Solomon (a Biblical type of both Christ and the Beast) received 666 talents of gold in one year, at the height of his power and glory (I Kings 10:14; 2 Chron.9:13). That number marks both the high point of his reign and the beginning of his downfall; from then on, everything goes downhill into apostasy. One by one, Solomon breaks the three laws of godly kingship recorded in Deuteronomy 17:16-17: against multiplying gold (I Kings 10:14-25), against multiplying horses (I Kings 10:26-29), and against multiplying wives (I Kings 11:1-8). For the Hebrews, 666 was a fearful sign of apostasy, the mark of both a king and a State in the Dragon’s image.

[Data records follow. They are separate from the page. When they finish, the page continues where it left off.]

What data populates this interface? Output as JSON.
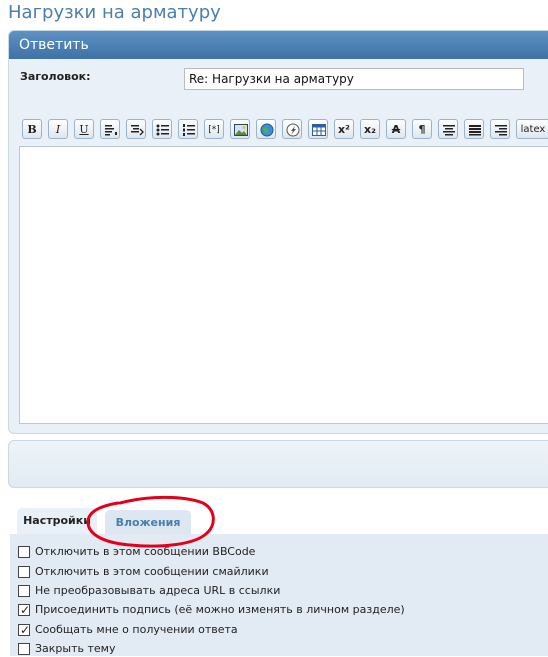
{
  "page": {
    "title": "Нагрузки на арматуру"
  },
  "reply": {
    "header": "Ответить",
    "subject_label": "Заголовок:",
    "subject_value": "Re: Нагрузки на арматуру"
  },
  "toolbar": {
    "buttons": [
      {
        "name": "bold-button",
        "label": "B",
        "icon": "bold"
      },
      {
        "name": "italic-button",
        "label": "I",
        "icon": "italic"
      },
      {
        "name": "underline-button",
        "label": "U",
        "icon": "underline"
      },
      {
        "name": "quote-button",
        "label": "",
        "icon": "quote-icon"
      },
      {
        "name": "code-button",
        "label": "",
        "icon": "code-icon"
      },
      {
        "name": "unordered-list-button",
        "label": "",
        "icon": "bullet-list-icon"
      },
      {
        "name": "ordered-list-button",
        "label": "",
        "icon": "numbered-list-icon"
      },
      {
        "name": "list-item-button",
        "label": "[*]",
        "icon": "list-item"
      },
      {
        "name": "image-button",
        "label": "",
        "icon": "image-icon"
      },
      {
        "name": "link-button",
        "label": "",
        "icon": "globe-icon"
      },
      {
        "name": "flash-button",
        "label": "",
        "icon": "flash-icon"
      },
      {
        "name": "table-button",
        "label": "",
        "icon": "table-icon"
      },
      {
        "name": "superscript-button",
        "label": "x²",
        "icon": "superscript"
      },
      {
        "name": "subscript-button",
        "label": "x₂",
        "icon": "subscript"
      },
      {
        "name": "strike-button",
        "label": "A",
        "icon": "strikethrough"
      },
      {
        "name": "paragraph-button",
        "label": "¶",
        "icon": "pilcrow"
      },
      {
        "name": "align-center-button",
        "label": "",
        "icon": "align-center-icon"
      },
      {
        "name": "justify-button",
        "label": "",
        "icon": "justify-icon"
      },
      {
        "name": "align-right-button",
        "label": "",
        "icon": "align-right-icon"
      },
      {
        "name": "latex-button",
        "label": "latex",
        "icon": "latex"
      }
    ]
  },
  "tabs": {
    "settings": "Настройки",
    "attachments": "Вложения"
  },
  "options": [
    {
      "label": "Отключить в этом сообщении BBCode",
      "checked": false
    },
    {
      "label": "Отключить в этом сообщении смайлики",
      "checked": false
    },
    {
      "label": "Не преобразовывать адреса URL в ссылки",
      "checked": false
    },
    {
      "label": "Присоединить подпись (её можно изменять в личном разделе)",
      "checked": true
    },
    {
      "label": "Сообщать мне о получении ответа",
      "checked": true
    },
    {
      "label": "Закрыть тему",
      "checked": false
    }
  ],
  "colors": {
    "accent": "#4a7fae",
    "header_bg": "#4e82b6",
    "annotation": "#e3001b"
  }
}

The second point to consider about the number 666 is this. In both Greek and Hebrew, each letter of the alphabet is also a numeral (see the table of numerals at the end of this chapter). Thus, the “number” of anyone’s name could be computed by simply adding up the numerical value of its letters. Clearly, John expected that his contemporary readers were capable of using this method to discover the Beast’s name-thus indicating, again, the contemporary message of Revelation…the unexpected element in the computation was that it had to be worked out in Hebrew, a language which at least some of the members of the churches would know…
It is significant that all early Christian writers, even those who did not understand Hebrew and were therefore confused by the number 666, connected the Roman Empire, and especially Nero, with the Beast. There should be no reasonable doubt about this. John was writing to first-century Christians, warning them of things that were “shortly” to take place. They were engaged in the most crucial battle of history, against the Dragon and the evil Empire which he possessed. The purpose of the Revelation was to comfort the Church with the assurance that God was in control, so that even the awesome might of the Dragon and the Beast would not stand before the armies of Jesus Christ.
 Chilton, p.115.
 Chilton, p.176.
 ibid., p.177.
 Chilton, p.177.
 Gentry, K., “The Beast of Revelation,” 1994, p.13.
 Chilton, p.177.
 Chilton, p.179.
 Chilton, p.179.
 Chilton, ibid., p.180-181.